▸ **WORK TO COMPLETE**
Give only the number of lines in these records that contain the word "screenshot".

▸ **SUPPLIED DATA**
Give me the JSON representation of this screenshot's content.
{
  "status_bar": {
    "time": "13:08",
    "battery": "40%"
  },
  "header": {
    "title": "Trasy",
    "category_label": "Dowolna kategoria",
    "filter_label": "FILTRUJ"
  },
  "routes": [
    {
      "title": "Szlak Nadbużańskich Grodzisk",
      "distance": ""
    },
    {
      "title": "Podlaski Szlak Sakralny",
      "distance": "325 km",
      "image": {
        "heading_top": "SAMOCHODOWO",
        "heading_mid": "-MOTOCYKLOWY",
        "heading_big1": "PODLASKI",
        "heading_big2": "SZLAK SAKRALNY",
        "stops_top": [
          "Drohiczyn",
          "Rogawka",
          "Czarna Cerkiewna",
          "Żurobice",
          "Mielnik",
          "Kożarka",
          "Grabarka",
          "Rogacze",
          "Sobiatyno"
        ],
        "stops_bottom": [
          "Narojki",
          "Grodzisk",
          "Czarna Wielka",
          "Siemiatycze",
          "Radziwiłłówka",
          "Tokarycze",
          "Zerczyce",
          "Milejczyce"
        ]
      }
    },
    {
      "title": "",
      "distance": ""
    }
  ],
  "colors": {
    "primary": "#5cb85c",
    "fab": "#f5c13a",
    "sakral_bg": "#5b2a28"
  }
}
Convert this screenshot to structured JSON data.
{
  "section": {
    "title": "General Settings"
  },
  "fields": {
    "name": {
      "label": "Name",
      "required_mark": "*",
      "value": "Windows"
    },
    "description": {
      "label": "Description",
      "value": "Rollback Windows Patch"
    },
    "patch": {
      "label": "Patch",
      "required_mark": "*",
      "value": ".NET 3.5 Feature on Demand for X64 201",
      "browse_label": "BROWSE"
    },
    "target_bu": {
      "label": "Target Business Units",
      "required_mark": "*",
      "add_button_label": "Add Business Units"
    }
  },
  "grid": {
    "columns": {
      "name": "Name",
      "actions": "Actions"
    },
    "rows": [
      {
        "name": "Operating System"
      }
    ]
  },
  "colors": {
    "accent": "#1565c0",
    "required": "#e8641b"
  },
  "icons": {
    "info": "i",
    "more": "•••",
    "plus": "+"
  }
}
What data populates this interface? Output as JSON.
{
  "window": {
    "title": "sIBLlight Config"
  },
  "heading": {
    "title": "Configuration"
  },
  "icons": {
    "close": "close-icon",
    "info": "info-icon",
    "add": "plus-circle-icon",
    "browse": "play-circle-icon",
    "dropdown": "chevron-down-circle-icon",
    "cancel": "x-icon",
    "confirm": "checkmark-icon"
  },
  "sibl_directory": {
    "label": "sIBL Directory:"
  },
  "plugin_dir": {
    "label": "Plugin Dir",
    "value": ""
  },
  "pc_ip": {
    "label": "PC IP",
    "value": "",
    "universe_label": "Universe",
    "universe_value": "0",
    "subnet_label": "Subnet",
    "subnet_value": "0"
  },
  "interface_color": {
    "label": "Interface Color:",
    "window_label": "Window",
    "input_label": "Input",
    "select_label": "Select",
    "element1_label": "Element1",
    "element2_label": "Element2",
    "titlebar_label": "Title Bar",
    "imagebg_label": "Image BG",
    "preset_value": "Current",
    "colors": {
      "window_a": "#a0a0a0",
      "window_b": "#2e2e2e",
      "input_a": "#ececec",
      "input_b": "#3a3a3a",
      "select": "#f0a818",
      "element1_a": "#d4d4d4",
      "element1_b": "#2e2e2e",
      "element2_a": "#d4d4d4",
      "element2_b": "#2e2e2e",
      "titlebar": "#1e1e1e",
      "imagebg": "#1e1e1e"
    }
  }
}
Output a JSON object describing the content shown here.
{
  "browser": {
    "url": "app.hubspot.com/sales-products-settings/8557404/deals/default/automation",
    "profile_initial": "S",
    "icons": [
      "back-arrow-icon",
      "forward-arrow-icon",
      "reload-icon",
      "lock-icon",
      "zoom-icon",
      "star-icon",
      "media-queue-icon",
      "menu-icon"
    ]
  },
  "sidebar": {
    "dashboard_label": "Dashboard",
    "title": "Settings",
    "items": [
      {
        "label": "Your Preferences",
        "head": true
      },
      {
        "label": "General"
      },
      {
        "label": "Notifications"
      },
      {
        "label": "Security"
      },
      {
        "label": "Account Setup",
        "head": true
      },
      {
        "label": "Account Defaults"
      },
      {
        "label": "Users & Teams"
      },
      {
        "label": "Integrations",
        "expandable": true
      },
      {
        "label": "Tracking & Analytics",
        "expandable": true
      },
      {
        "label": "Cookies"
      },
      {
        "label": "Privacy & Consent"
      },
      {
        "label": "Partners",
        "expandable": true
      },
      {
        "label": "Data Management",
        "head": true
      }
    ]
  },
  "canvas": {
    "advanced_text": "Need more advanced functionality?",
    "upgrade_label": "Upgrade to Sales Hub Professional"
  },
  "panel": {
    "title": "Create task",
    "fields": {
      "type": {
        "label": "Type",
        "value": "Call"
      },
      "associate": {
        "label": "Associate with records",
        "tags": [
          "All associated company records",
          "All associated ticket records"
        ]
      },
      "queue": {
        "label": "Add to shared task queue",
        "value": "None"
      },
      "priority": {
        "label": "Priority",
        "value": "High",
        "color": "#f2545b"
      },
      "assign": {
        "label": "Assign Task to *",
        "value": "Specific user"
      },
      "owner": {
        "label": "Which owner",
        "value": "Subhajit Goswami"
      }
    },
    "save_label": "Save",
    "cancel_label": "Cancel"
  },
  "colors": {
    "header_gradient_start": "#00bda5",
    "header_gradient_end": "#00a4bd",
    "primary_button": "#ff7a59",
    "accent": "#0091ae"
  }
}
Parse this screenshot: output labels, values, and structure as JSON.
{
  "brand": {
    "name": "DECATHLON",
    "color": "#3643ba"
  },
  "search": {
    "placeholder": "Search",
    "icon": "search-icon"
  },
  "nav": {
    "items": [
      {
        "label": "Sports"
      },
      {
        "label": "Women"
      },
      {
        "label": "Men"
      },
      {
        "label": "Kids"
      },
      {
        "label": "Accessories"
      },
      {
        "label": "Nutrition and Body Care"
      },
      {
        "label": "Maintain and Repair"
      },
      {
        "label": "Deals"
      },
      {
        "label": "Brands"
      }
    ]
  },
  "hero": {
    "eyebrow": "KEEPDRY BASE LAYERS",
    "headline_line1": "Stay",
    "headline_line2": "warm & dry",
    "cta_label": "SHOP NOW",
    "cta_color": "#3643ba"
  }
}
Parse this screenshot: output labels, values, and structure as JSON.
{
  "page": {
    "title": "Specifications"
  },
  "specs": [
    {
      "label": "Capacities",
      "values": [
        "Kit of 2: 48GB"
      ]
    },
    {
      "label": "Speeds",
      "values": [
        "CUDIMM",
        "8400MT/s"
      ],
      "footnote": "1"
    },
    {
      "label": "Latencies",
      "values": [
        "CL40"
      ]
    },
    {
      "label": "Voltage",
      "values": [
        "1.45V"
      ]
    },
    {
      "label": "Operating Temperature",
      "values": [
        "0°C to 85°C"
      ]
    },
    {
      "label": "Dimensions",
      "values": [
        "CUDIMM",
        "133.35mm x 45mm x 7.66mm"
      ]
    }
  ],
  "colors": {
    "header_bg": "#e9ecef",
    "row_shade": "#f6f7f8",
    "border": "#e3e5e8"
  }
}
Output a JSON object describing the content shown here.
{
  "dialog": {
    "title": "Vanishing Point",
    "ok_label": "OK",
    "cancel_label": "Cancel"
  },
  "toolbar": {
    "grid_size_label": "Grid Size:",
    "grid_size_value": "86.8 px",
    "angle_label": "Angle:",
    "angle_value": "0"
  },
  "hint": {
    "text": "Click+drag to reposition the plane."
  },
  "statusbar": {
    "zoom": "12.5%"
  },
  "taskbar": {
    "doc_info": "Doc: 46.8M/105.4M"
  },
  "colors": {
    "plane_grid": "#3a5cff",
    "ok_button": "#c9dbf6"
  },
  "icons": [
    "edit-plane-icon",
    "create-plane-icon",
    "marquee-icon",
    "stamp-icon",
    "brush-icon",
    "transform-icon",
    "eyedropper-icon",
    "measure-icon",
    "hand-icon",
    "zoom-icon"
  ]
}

▸ **THE ANSWER**
4